▸ **ACTION ITEM**
When you give the entries again, keep every word as it stands and drop the pictures.

(Source data)

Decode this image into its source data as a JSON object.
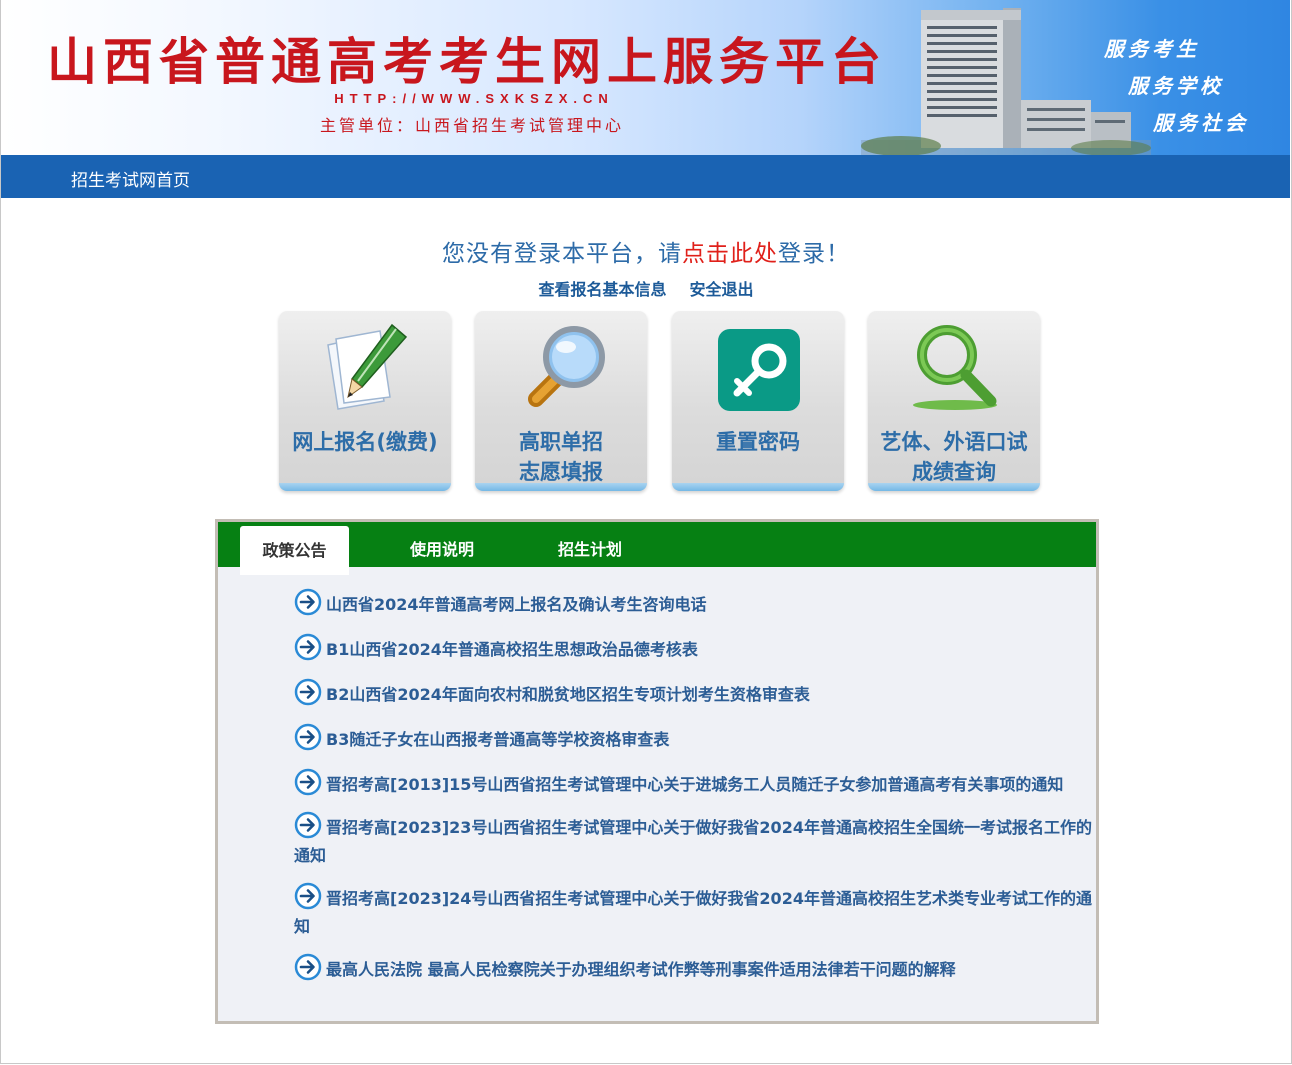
{
  "banner": {
    "title": "山西省普通高考考生网上服务平台",
    "url": "HTTP://WWW.SXKSZX.CN",
    "host_org": "主管单位：山西省招生考试管理中心",
    "slogans": [
      "服务考生",
      "服务学校",
      "服务社会"
    ]
  },
  "nav": {
    "home_label": "招生考试网首页"
  },
  "login": {
    "prefix": "您没有登录本平台，请",
    "link": "点击此处",
    "suffix": "登录！",
    "view_info": "查看报名基本信息",
    "logout": "安全退出"
  },
  "tiles": [
    {
      "line1": "网上报名(缴费)",
      "line2": "",
      "icon": "pencil-paper-icon"
    },
    {
      "line1": "高职单招",
      "line2": "志愿填报",
      "icon": "magnifier-icon"
    },
    {
      "line1": "重置密码",
      "line2": "",
      "icon": "key-icon"
    },
    {
      "line1": "艺体、外语口试",
      "line2": "成绩查询",
      "icon": "search-icon"
    }
  ],
  "tabs": [
    {
      "label": "政策公告",
      "active": true
    },
    {
      "label": "使用说明",
      "active": false
    },
    {
      "label": "招生计划",
      "active": false
    }
  ],
  "news": [
    "山西省2024年普通高考网上报名及确认考生咨询电话",
    "B1山西省2024年普通高校招生思想政治品德考核表",
    "B2山西省2024年面向农村和脱贫地区招生专项计划考生资格审查表",
    "B3随迁子女在山西报考普通高等学校资格审查表",
    "晋招考高[2013]15号山西省招生考试管理中心关于进城务工人员随迁子女参加普通高考有关事项的通知",
    "晋招考高[2023]23号山西省招生考试管理中心关于做好我省2024年普通高校招生全国统一考试报名工作的通知",
    "晋招考高[2023]24号山西省招生考试管理中心关于做好我省2024年普通高校招生艺术类专业考试工作的通知",
    "最高人民法院 最高人民检察院关于办理组织考试作弊等刑事案件适用法律若干问题的解释"
  ],
  "colors": {
    "title_red": "#c8161d",
    "nav_blue": "#1a63b3",
    "tab_green": "#068013",
    "link_blue": "#2c5d95"
  }
}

▸ **TASK OUTPUT**
Decode this image into its source data as a JSON object.
{
  "banner": {
    "title": "山西省普通高考考生网上服务平台",
    "url": "HTTP://WWW.SXKSZX.CN",
    "host_org": "主管单位：山西省招生考试管理中心",
    "slogans": [
      "服务考生",
      "服务学校",
      "服务社会"
    ]
  },
  "nav": {
    "home_label": "招生考试网首页"
  },
  "login": {
    "prefix": "您没有登录本平台，请",
    "link": "点击此处",
    "suffix": "登录！",
    "view_info": "查看报名基本信息",
    "logout": "安全退出"
  },
  "tiles": [
    {
      "line1": "网上报名(缴费)",
      "line2": "",
      "icon": "pencil-paper-icon"
    },
    {
      "line1": "高职单招",
      "line2": "志愿填报",
      "icon": "magnifier-icon"
    },
    {
      "line1": "重置密码",
      "line2": "",
      "icon": "key-icon"
    },
    {
      "line1": "艺体、外语口试",
      "line2": "成绩查询",
      "icon": "search-icon"
    }
  ],
  "tabs": [
    {
      "label": "政策公告",
      "active": true
    },
    {
      "label": "使用说明",
      "active": false
    },
    {
      "label": "招生计划",
      "active": false
    }
  ],
  "news": [
    "山西省2024年普通高考网上报名及确认考生咨询电话",
    "B1山西省2024年普通高校招生思想政治品德考核表",
    "B2山西省2024年面向农村和脱贫地区招生专项计划考生资格审查表",
    "B3随迁子女在山西报考普通高等学校资格审查表",
    "晋招考高[2013]15号山西省招生考试管理中心关于进城务工人员随迁子女参加普通高考有关事项的通知",
    "晋招考高[2023]23号山西省招生考试管理中心关于做好我省2024年普通高校招生全国统一考试报名工作的通知",
    "晋招考高[2023]24号山西省招生考试管理中心关于做好我省2024年普通高校招生艺术类专业考试工作的通知",
    "最高人民法院 最高人民检察院关于办理组织考试作弊等刑事案件适用法律若干问题的解释"
  ],
  "colors": {
    "title_red": "#c8161d",
    "nav_blue": "#1a63b3",
    "tab_green": "#068013",
    "link_blue": "#2c5d95"
  }
}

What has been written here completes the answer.